→ **TASK TO COMPLETE**: Find every line in the entries that holds the string "label" and report it.

→ **Extracted data entries**:
>>
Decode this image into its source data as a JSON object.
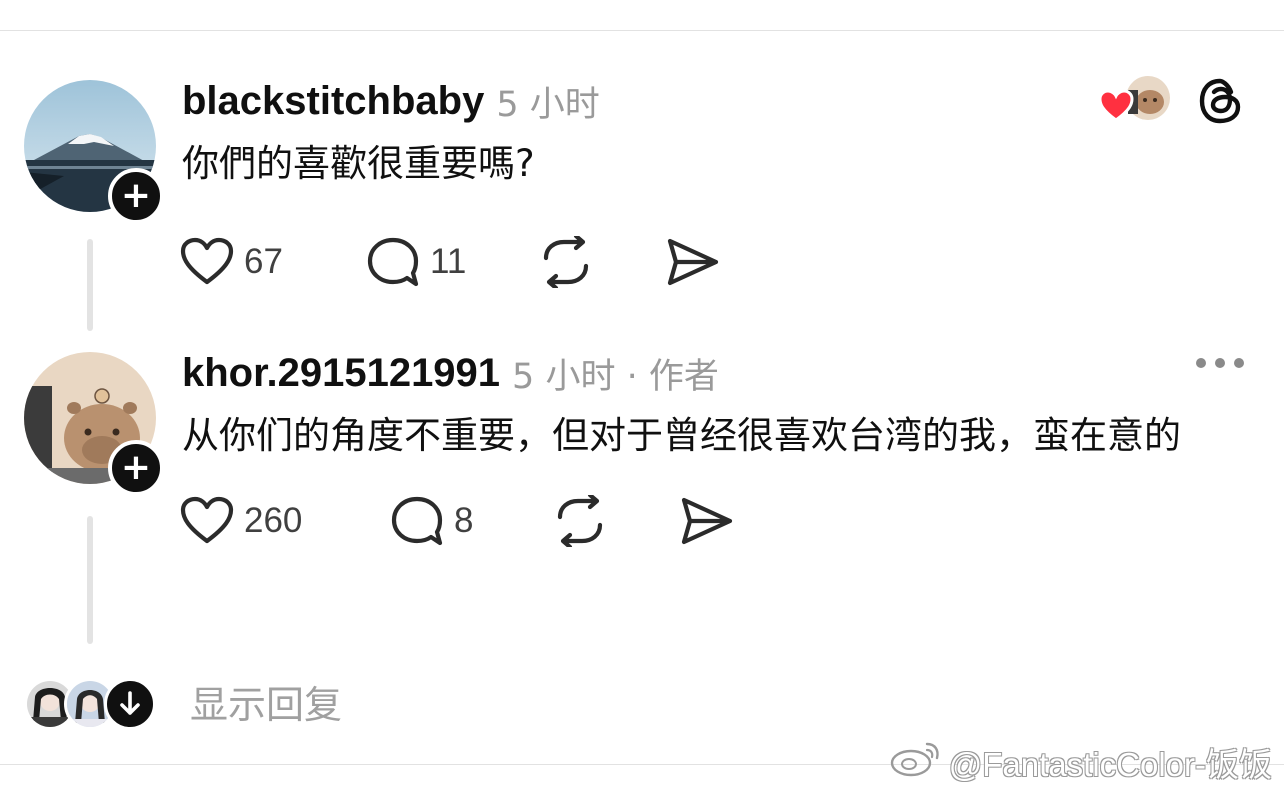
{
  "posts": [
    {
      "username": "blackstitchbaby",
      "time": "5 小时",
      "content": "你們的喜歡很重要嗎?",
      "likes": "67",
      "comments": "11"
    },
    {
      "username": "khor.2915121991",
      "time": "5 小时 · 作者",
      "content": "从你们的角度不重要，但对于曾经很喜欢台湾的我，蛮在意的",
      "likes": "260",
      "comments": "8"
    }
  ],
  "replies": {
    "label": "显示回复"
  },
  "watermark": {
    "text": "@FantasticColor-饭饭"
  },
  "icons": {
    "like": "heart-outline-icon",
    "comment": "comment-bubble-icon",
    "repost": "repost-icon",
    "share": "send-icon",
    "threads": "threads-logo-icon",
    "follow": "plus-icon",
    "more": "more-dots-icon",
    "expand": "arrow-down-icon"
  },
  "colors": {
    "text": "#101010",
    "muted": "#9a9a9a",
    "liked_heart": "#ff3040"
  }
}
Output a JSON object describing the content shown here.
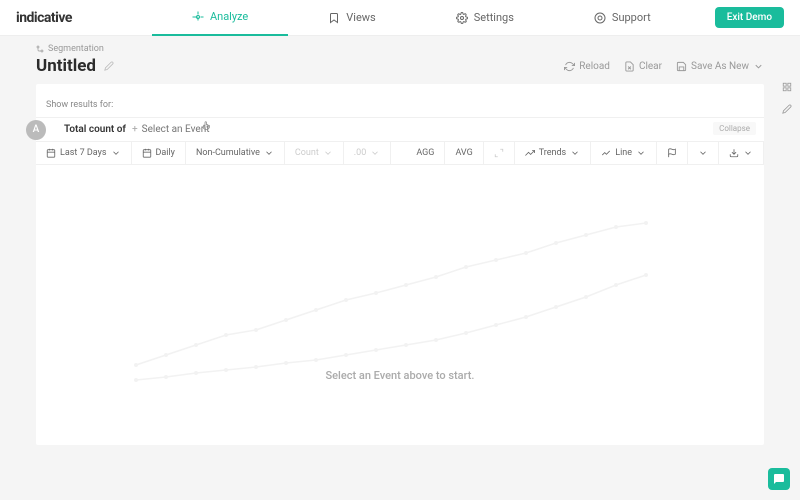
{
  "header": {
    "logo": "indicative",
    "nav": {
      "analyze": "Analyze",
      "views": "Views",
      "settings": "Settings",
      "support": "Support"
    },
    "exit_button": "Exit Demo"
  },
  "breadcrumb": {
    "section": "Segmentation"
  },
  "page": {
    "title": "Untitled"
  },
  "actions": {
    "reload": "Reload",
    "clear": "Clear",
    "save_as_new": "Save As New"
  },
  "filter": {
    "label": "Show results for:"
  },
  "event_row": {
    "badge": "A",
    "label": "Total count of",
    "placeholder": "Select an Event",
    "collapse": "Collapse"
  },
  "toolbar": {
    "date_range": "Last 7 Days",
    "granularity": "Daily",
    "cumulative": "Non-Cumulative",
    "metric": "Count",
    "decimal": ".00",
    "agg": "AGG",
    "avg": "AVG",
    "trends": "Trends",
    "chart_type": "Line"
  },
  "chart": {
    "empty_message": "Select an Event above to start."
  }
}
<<
→ **SOLUTION TO THE EXERCISE**:
    "label": "显示回复"
    "label": "Show results for:"
    "label": "Total count of",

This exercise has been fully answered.